A good Tuesday to everyone! Today’s subject was inspired by a post from another strength coach that I very much respect and it turned the gears for me. Fueling yourself or your young athlete for competition, it’s not something that should be breezed over by any stretch. Whether you’re talking about a weekend warrior in some sort of adult recreational or club league, or a young athlete getting ready for a competition, match, game, etc… you must eat something beforehand.
I understand that early start times make that very difficult to some. It’s not in my scope to tell you exactly what to eat. I can share stuff and strategies I’ve found helpful for the entirety of my playing days.
I don’t have time to eat, I have an early kickoff, tip-off, so on…Get to bed!
Alright, never mind the fact that sleep is kind of important if you’re going to be running around the next day trying to compete, it’s also helpful for those early start times. As someone that’s experienced the path of wake late up, scramble for what little food I’ll be able to digest and then wake up even more on the ride to the pitch, I can tell you, that ends poorly 9 times out 10. The best I’ve felt with those lovely 7 AM kickoff times is when I got my butt to bed at a reasonable hour (that might be a loose term for some of my younger days) got up a little earlier and got a decent meal in, with time to digest it.

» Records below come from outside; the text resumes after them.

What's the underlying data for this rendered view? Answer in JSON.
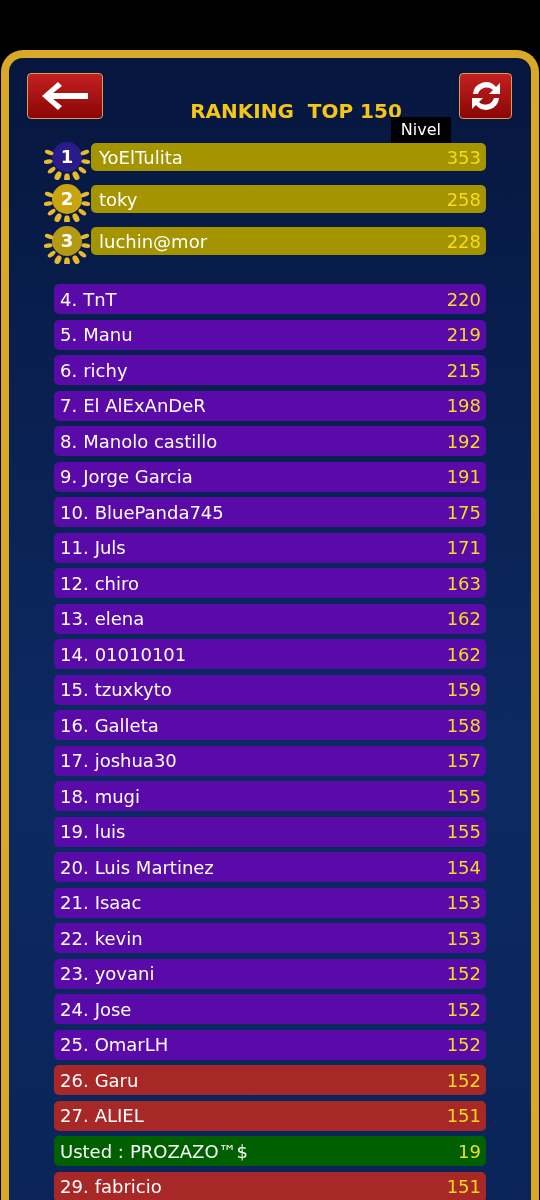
{
  "header": {
    "title": "RANKING  TOP 150",
    "column_label": "Nivel"
  },
  "podium": [
    {
      "rank": "1",
      "name": "YoElTulita",
      "level_value": "353",
      "color": "#2a1a8a"
    },
    {
      "rank": "2",
      "name": "toky",
      "level_value": "258",
      "color": "#c9a410"
    },
    {
      "rank": "3",
      "name": "luchin@mor",
      "level_value": "228",
      "color": "#b49a10"
    }
  ],
  "rows": [
    {
      "kind": "rank",
      "rank": "4.",
      "name": "TnT",
      "level_value": "220",
      "color": "#5a0aa8"
    },
    {
      "kind": "rank",
      "rank": "5.",
      "name": "Manu",
      "level_value": "219",
      "color": "#5a0aa8"
    },
    {
      "kind": "rank",
      "rank": "6.",
      "name": "richy",
      "level_value": "215",
      "color": "#5a0aa8"
    },
    {
      "kind": "rank",
      "rank": "7.",
      "name": "El AlExAnDeR",
      "level_value": "198",
      "color": "#5a0aa8"
    },
    {
      "kind": "rank",
      "rank": "8.",
      "name": "Manolo castillo",
      "level_value": "192",
      "color": "#5a0aa8"
    },
    {
      "kind": "rank",
      "rank": "9.",
      "name": "Jorge Garcia",
      "level_value": "191",
      "color": "#5a0aa8"
    },
    {
      "kind": "rank",
      "rank": "10.",
      "name": "BluePanda745",
      "level_value": "175",
      "color": "#5a0aa8"
    },
    {
      "kind": "rank",
      "rank": "11.",
      "name": "Juls",
      "level_value": "171",
      "color": "#5a0aa8"
    },
    {
      "kind": "rank",
      "rank": "12.",
      "name": "chiro",
      "level_value": "163",
      "color": "#5a0aa8"
    },
    {
      "kind": "rank",
      "rank": "13.",
      "name": "elena",
      "level_value": "162",
      "color": "#5a0aa8"
    },
    {
      "kind": "rank",
      "rank": "14.",
      "name": "01010101",
      "level_value": "162",
      "color": "#5a0aa8"
    },
    {
      "kind": "rank",
      "rank": "15.",
      "name": "tzuxkyto",
      "level_value": "159",
      "color": "#5a0aa8"
    },
    {
      "kind": "rank",
      "rank": "16.",
      "name": "Galleta",
      "level_value": "158",
      "color": "#5a0aa8"
    },
    {
      "kind": "rank",
      "rank": "17.",
      "name": "joshua30",
      "level_value": "157",
      "color": "#5a0aa8"
    },
    {
      "kind": "rank",
      "rank": "18.",
      "name": "mugi",
      "level_value": "155",
      "color": "#5a0aa8"
    },
    {
      "kind": "rank",
      "rank": "19.",
      "name": "luis",
      "level_value": "155",
      "color": "#5a0aa8"
    },
    {
      "kind": "rank",
      "rank": "20.",
      "name": "Luis Martinez",
      "level_value": "154",
      "color": "#5a0aa8"
    },
    {
      "kind": "rank",
      "rank": "21.",
      "name": "Isaac",
      "level_value": "153",
      "color": "#5a0aa8"
    },
    {
      "kind": "rank",
      "rank": "22.",
      "name": "kevin",
      "level_value": "153",
      "color": "#5a0aa8"
    },
    {
      "kind": "rank",
      "rank": "23.",
      "name": "yovani",
      "level_value": "152",
      "color": "#5a0aa8"
    },
    {
      "kind": "rank",
      "rank": "24.",
      "name": "Jose",
      "level_value": "152",
      "color": "#5a0aa8"
    },
    {
      "kind": "rank",
      "rank": "25.",
      "name": "OmarLH",
      "level_value": "152",
      "color": "#5a0aa8"
    },
    {
      "kind": "rank",
      "rank": "26.",
      "name": "Garu",
      "level_value": "152",
      "color": "#a82828"
    },
    {
      "kind": "rank",
      "rank": "27.",
      "name": "ALIEL",
      "level_value": "151",
      "color": "#a82828"
    },
    {
      "kind": "self",
      "label": "Usted :",
      "name": "PROZAZO™$",
      "level_value": "19",
      "color": "#006000"
    },
    {
      "kind": "rank",
      "rank": "29.",
      "name": "fabricio",
      "level_value": "151",
      "color": "#a82828"
    }
  ]
}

I feel weighed down when I eat before a game. What’s your body using for fuel at the end of the game then?
Firstly, without getting into too much of the nutrition side, the simplest answer is probably to change up what you eat pre-game. Most importantly though, the simple science of it is, your body is going to need the energy from a food source when you reach that 4th quarter, 80th minute, 3rd period and the like. What happens if it doesn’t have that food source to use? Assuming you’re still playing it’s going to use other resources, like your muscles, to break down for energy. Yes, you guessed it, once that starts happening you are simply waiting for an injury to happen. Sounds like a crappy trade off if you ask me.
Side note: I’m a fan of smoothie when there’s an early kickoff in my future, make it the night before and stick it in the fridge.
These are the most likely things going through an athletes head when they have an early start time of any sorts. I'm sure there's others I didn't cover and strategies that others have found successful. This is just my 2 cents on a very broad topic. Hope folks found this worth the read and I appreciate your time. Have a week everyone!
A good April to everyone and I hope everyone has themselves ready for a good week. Today, I'm talking about getting personal as coaches/trainers and clients. I imagine many will relate somehow, so enjoy!
Anyone getting into this line of work that doesn’t like people, seriously you know THAT type of person, is never going to make it in the end. This job is all about relationships, when done right. Not every client that comes to you is going to be a perfect fit, it’s still important to try to connect with them.
For myself, I’m all about having a conversation with the person the best I can during their session. Sometimes I’ll let some awkward silence work its magic, but for the most part yeah let’s chat. No, it doesn’t have to always be about training, because I want to know the people that come through the door to as deep of a level as they allow me. If all I’m allowed if surface level stuff with bare minimum conversation, it’s just probably not going to be a good fit in the long run.
There are people that want to come in, get their stuff done and leave, they are probably to a level that they can train on their own without me. Nothing wrong with that and again, likely wouldn’t be a good fit for training with me anyway.
All this to say is we coaches, that are in this game for the long haul and the right reasons, we care. We want to know you as much as you’ll let us, and we want to celebrate all parts of your life with you. I’ve mentioned this before, think about how much time coaches and clients spend together in the long run. It’s more than most of our family members get, so yeah, as corny as it sounds, you become family too.
In summary, the right types of coaches will get to know you, you won’t be a good fit for everyone (that’s both coaches and clients) and it all makes for a better experience for everyone involved. Happy Monday everyone, enjoy the first full week of April.
Jarrod Dyke, CSCS